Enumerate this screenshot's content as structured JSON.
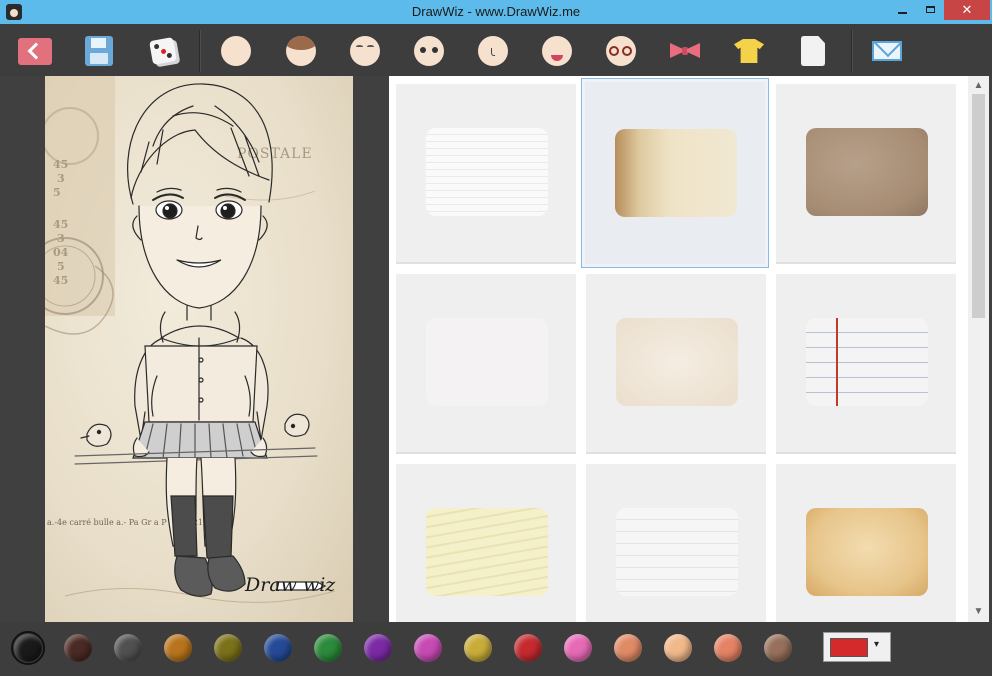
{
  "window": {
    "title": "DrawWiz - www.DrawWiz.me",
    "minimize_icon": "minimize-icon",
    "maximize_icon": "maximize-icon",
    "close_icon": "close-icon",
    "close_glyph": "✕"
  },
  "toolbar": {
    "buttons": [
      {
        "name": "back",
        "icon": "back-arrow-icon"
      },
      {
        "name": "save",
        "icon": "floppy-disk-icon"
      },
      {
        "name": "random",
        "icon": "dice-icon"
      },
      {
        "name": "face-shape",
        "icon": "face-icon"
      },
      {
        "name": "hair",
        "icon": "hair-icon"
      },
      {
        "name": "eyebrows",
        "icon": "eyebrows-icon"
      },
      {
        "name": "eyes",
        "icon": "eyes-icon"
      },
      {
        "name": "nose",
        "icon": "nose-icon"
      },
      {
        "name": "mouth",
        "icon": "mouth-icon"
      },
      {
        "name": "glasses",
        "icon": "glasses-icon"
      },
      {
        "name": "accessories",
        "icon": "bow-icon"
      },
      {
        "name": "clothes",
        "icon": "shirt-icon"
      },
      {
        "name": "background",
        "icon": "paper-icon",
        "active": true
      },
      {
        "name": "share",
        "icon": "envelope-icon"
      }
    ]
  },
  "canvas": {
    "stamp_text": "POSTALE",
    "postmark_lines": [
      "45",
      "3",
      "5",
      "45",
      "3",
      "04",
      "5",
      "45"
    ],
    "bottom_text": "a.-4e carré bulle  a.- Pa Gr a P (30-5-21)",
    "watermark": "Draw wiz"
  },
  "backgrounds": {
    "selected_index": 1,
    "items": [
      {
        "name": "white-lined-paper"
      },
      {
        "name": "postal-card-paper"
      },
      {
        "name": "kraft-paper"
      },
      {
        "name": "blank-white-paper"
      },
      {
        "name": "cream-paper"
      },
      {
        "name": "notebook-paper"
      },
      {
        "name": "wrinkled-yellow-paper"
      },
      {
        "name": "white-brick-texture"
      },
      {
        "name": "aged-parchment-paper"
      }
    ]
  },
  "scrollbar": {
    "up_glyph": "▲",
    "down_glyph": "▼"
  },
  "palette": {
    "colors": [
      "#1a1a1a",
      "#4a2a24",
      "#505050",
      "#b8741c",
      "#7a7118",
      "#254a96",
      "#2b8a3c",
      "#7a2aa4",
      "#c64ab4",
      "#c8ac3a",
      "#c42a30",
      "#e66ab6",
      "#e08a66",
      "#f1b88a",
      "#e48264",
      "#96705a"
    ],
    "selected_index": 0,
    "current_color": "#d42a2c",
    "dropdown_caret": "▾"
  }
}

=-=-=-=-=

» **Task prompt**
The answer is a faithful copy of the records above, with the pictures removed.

» **Answer section**
Enumerate this screenshot's content as structured JSON.
{
  "window": {
    "title": "DrawWiz - www.DrawWiz.me",
    "minimize_icon": "minimize-icon",
    "maximize_icon": "maximize-icon",
    "close_icon": "close-icon",
    "close_glyph": "✕"
  },
  "toolbar": {
    "buttons": [
      {
        "name": "back",
        "icon": "back-arrow-icon"
      },
      {
        "name": "save",
        "icon": "floppy-disk-icon"
      },
      {
        "name": "random",
        "icon": "dice-icon"
      },
      {
        "name": "face-shape",
        "icon": "face-icon"
      },
      {
        "name": "hair",
        "icon": "hair-icon"
      },
      {
        "name": "eyebrows",
        "icon": "eyebrows-icon"
      },
      {
        "name": "eyes",
        "icon": "eyes-icon"
      },
      {
        "name": "nose",
        "icon": "nose-icon"
      },
      {
        "name": "mouth",
        "icon": "mouth-icon"
      },
      {
        "name": "glasses",
        "icon": "glasses-icon"
      },
      {
        "name": "accessories",
        "icon": "bow-icon"
      },
      {
        "name": "clothes",
        "icon": "shirt-icon"
      },
      {
        "name": "background",
        "icon": "paper-icon",
        "active": true
      },
      {
        "name": "share",
        "icon": "envelope-icon"
      }
    ]
  },
  "canvas": {
    "stamp_text": "POSTALE",
    "postmark_lines": [
      "45",
      "3",
      "5",
      "45",
      "3",
      "04",
      "5",
      "45"
    ],
    "bottom_text": "a.-4e carré bulle  a.- Pa Gr a P (30-5-21)",
    "watermark": "Draw wiz"
  },
  "backgrounds": {
    "selected_index": 1,
    "items": [
      {
        "name": "white-lined-paper"
      },
      {
        "name": "postal-card-paper"
      },
      {
        "name": "kraft-paper"
      },
      {
        "name": "blank-white-paper"
      },
      {
        "name": "cream-paper"
      },
      {
        "name": "notebook-paper"
      },
      {
        "name": "wrinkled-yellow-paper"
      },
      {
        "name": "white-brick-texture"
      },
      {
        "name": "aged-parchment-paper"
      }
    ]
  },
  "scrollbar": {
    "up_glyph": "▲",
    "down_glyph": "▼"
  },
  "palette": {
    "colors": [
      "#1a1a1a",
      "#4a2a24",
      "#505050",
      "#b8741c",
      "#7a7118",
      "#254a96",
      "#2b8a3c",
      "#7a2aa4",
      "#c64ab4",
      "#c8ac3a",
      "#c42a30",
      "#e66ab6",
      "#e08a66",
      "#f1b88a",
      "#e48264",
      "#96705a"
    ],
    "selected_index": 0,
    "current_color": "#d42a2c",
    "dropdown_caret": "▾"
  }
}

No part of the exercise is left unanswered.